Who are some of your favourite authors at the moment?
I’m devouring multiple books at the moment, loving them all. Right now, I’m reading nonfiction from Isabel Wilkerson as well as fiction from Naima Coster, Dawnie Walton, and Kate Quinn. Their brilliant works are instructive as I begin crafting my second novel.
What does your perfect weekend look like?
I’m such a nerd. My perfect weekend involves books, bookstores, and coffee shops where I can spend more time with books! I also love joining friends for dinner or going to backyard barbecues where the smoke from ribs on the grill wafts onto the street. Yes, I’m dreaming of summer already!
What do you always carry with you?

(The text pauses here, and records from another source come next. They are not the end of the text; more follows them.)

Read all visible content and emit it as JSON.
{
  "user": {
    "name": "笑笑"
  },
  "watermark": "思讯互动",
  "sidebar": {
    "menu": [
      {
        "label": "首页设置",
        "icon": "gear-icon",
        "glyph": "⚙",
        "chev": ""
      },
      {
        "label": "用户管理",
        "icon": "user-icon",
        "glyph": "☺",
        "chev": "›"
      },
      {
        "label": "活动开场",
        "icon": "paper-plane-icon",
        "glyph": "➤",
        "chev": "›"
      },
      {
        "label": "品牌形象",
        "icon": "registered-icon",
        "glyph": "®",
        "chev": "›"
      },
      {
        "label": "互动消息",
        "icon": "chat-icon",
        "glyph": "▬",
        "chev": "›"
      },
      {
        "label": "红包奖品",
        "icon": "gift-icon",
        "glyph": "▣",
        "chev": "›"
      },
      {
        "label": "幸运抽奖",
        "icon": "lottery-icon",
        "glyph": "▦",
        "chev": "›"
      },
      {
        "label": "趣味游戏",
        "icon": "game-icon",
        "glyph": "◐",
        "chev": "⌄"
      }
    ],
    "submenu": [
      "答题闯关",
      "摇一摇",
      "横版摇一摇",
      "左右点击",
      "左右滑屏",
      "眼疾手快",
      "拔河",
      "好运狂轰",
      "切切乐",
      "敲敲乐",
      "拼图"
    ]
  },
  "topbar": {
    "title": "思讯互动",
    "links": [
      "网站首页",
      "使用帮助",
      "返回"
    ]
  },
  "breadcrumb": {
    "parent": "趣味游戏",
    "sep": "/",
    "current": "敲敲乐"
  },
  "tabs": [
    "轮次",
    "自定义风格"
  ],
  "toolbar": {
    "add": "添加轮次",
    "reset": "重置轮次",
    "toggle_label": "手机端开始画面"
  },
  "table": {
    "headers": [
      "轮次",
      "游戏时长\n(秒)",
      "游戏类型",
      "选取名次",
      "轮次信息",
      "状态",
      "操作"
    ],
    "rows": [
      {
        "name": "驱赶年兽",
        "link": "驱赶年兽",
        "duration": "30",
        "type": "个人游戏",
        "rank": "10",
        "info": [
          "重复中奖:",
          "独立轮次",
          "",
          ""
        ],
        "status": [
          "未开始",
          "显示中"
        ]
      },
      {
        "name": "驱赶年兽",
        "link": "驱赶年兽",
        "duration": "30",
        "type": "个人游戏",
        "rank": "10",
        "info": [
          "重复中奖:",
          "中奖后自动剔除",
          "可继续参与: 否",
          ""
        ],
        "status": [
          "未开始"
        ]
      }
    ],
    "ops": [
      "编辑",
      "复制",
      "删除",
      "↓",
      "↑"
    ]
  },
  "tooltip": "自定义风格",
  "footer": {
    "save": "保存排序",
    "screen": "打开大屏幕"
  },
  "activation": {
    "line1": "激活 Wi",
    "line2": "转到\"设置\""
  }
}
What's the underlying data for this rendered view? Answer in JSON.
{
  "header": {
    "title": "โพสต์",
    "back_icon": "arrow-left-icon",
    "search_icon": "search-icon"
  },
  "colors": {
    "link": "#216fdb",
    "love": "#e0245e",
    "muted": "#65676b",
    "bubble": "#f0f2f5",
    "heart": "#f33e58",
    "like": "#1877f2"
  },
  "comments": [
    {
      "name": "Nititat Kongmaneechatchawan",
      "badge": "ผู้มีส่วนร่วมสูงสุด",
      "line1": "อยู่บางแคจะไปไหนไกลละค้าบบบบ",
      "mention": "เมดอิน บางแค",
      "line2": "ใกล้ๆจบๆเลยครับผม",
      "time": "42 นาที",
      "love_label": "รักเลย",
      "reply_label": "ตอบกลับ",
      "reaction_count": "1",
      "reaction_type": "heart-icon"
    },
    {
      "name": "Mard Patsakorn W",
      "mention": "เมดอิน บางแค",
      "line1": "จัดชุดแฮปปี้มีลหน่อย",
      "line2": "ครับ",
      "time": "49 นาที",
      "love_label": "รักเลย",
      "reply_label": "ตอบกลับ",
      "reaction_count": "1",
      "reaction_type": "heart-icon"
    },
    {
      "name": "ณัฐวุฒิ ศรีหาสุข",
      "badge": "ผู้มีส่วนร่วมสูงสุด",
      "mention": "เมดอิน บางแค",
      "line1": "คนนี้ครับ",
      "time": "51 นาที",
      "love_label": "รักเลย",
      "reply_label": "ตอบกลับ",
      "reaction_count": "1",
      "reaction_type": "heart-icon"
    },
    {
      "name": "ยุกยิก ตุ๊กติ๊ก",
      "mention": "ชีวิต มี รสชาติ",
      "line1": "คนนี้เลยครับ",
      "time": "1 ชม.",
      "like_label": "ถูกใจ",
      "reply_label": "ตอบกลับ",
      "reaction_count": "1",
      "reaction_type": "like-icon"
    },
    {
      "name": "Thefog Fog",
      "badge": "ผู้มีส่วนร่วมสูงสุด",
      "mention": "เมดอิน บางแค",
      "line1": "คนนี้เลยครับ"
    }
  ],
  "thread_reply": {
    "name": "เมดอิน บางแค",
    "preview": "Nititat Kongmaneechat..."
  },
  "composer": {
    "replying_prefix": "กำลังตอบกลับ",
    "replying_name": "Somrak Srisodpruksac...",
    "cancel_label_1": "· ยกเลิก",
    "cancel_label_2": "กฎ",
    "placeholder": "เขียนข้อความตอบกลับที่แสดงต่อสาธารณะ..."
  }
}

It’s so unsexy, but I keep an inhaler with me for my asthma. Let’s see, what else? Lotion, lipstick and powder are must-haves as well. And as you can imagine, I always have a book with me, even if it’s an audio one on my phone.
What would your last ever meal be?
I’d ask my Aunt Mary to prepare my last meal, even though I’m not sure I’d enjoy it knowing it’s my last one. On the menu would be lamb, sweet potatoes, cream corn, green beans, mashed potatoes, and her famous hot yeast rolls!
What is one positive piece of advice you could give to our audience?
Find your passion, whatever it is, and pursue it. Keep chasing it even when it’s elusive. If you can, use that passion to build a more just, loving, and equitable world.